Start of MATERIAL TO PROCESS

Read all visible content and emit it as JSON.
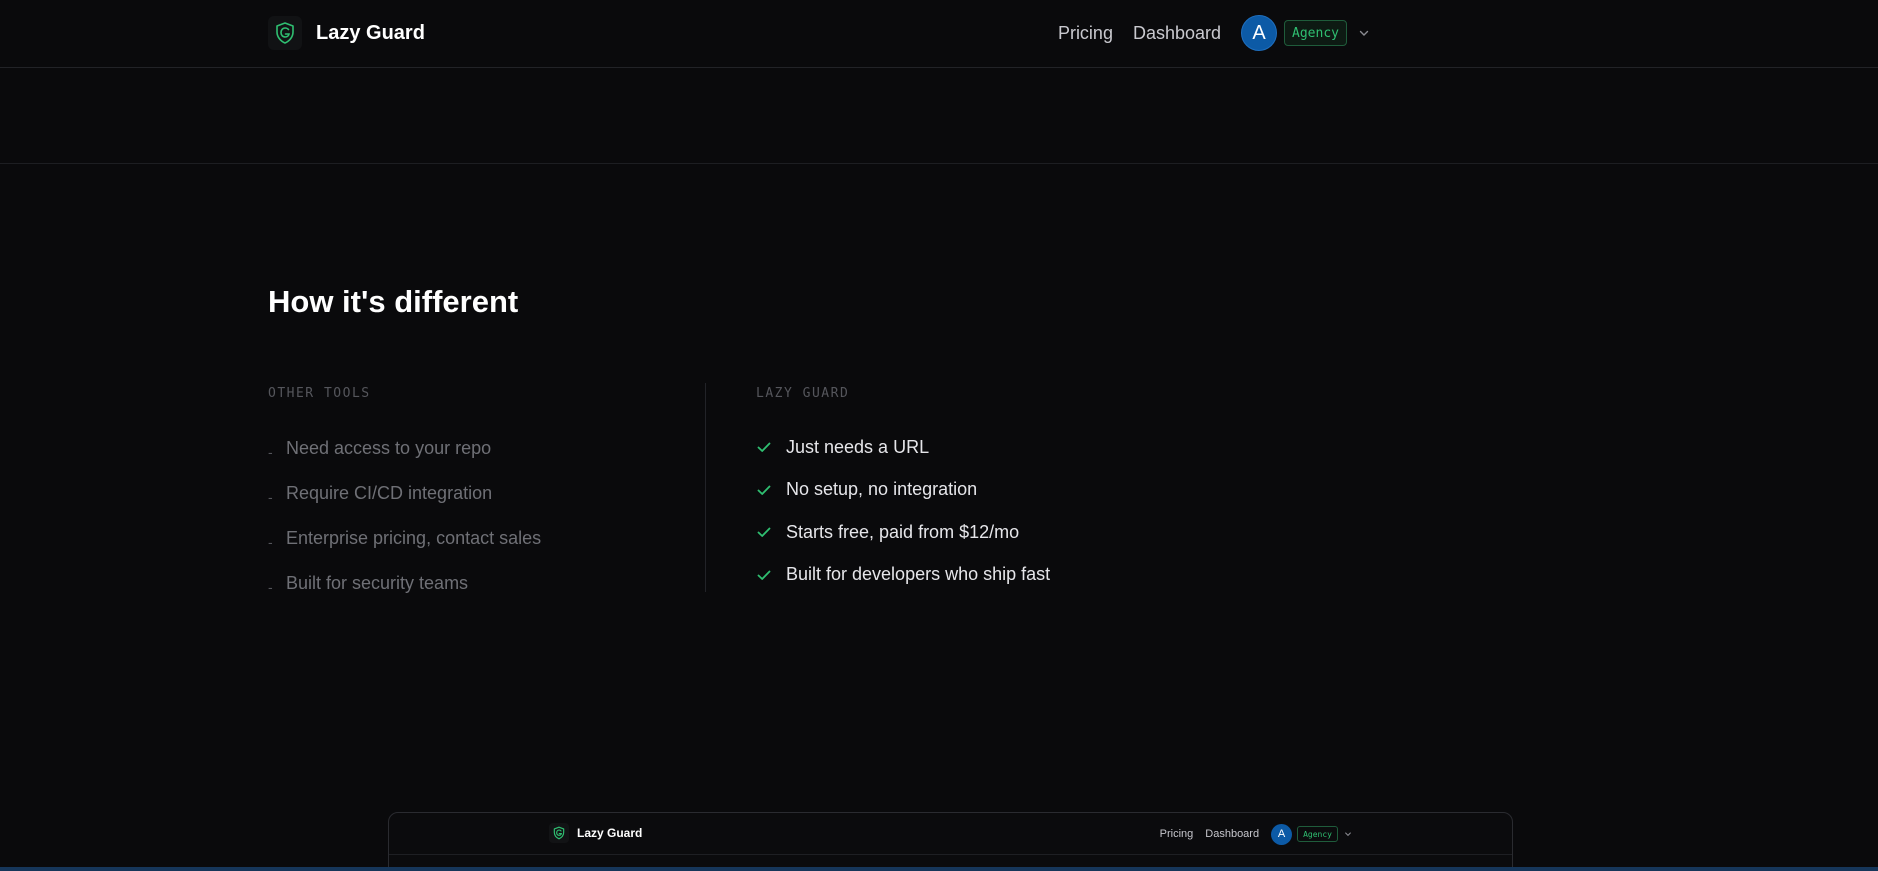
{
  "nav": {
    "brand": "Lazy Guard",
    "links": [
      "Pricing",
      "Dashboard"
    ],
    "avatar_initial": "A",
    "plan": "Agency",
    "logo_icon": "shield-g-icon",
    "menu_icon": "chevron-down-icon"
  },
  "section": {
    "title": "How it's different",
    "left_heading": "OTHER TOOLS",
    "left_items": [
      "Need access to your repo",
      "Require CI/CD integration",
      "Enterprise pricing, contact sales",
      "Built for security teams"
    ],
    "right_heading": "LAZY GUARD",
    "right_items": [
      "Just needs a URL",
      "No setup, no integration",
      "Starts free, paid from $12/mo",
      "Built for developers who ship fast"
    ],
    "bullet": "-",
    "check_icon": "check-icon"
  },
  "preview": {
    "brand": "Lazy Guard",
    "links": [
      "Pricing",
      "Dashboard"
    ],
    "avatar_initial": "A",
    "plan": "Agency"
  },
  "colors": {
    "background": "#0a0a0c",
    "accent_green": "#2fbf71",
    "avatar_blue": "#0c5aa6"
  }
}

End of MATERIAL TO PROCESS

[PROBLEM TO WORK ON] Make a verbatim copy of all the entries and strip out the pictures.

[RESPONSE AREA]
Read all visible content and emit it as JSON.
{
  "nav": {
    "brand": "Lazy Guard",
    "links": [
      "Pricing",
      "Dashboard"
    ],
    "avatar_initial": "A",
    "plan": "Agency",
    "logo_icon": "shield-g-icon",
    "menu_icon": "chevron-down-icon"
  },
  "section": {
    "title": "How it's different",
    "left_heading": "OTHER TOOLS",
    "left_items": [
      "Need access to your repo",
      "Require CI/CD integration",
      "Enterprise pricing, contact sales",
      "Built for security teams"
    ],
    "right_heading": "LAZY GUARD",
    "right_items": [
      "Just needs a URL",
      "No setup, no integration",
      "Starts free, paid from $12/mo",
      "Built for developers who ship fast"
    ],
    "bullet": "-",
    "check_icon": "check-icon"
  },
  "preview": {
    "brand": "Lazy Guard",
    "links": [
      "Pricing",
      "Dashboard"
    ],
    "avatar_initial": "A",
    "plan": "Agency"
  },
  "colors": {
    "background": "#0a0a0c",
    "accent_green": "#2fbf71",
    "avatar_blue": "#0c5aa6"
  }
}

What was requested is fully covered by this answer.